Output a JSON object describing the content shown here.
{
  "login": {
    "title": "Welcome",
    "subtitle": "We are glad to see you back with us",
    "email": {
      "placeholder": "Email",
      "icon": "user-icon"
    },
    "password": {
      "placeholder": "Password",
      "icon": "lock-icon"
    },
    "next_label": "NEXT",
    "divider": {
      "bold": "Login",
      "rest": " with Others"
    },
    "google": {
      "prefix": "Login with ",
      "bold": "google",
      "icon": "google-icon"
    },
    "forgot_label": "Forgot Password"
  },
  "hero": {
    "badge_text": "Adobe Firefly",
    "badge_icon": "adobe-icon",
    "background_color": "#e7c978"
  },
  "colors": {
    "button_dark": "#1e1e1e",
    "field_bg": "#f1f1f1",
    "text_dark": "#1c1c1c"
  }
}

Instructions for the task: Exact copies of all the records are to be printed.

Result:
Output a JSON object describing the content shown here.
{
  "login": {
    "title": "Welcome",
    "subtitle": "We are glad to see you back with us",
    "email": {
      "placeholder": "Email",
      "icon": "user-icon"
    },
    "password": {
      "placeholder": "Password",
      "icon": "lock-icon"
    },
    "next_label": "NEXT",
    "divider": {
      "bold": "Login",
      "rest": " with Others"
    },
    "google": {
      "prefix": "Login with ",
      "bold": "google",
      "icon": "google-icon"
    },
    "forgot_label": "Forgot Password"
  },
  "hero": {
    "badge_text": "Adobe Firefly",
    "badge_icon": "adobe-icon",
    "background_color": "#e7c978"
  },
  "colors": {
    "button_dark": "#1e1e1e",
    "field_bg": "#f1f1f1",
    "text_dark": "#1c1c1c"
  }
}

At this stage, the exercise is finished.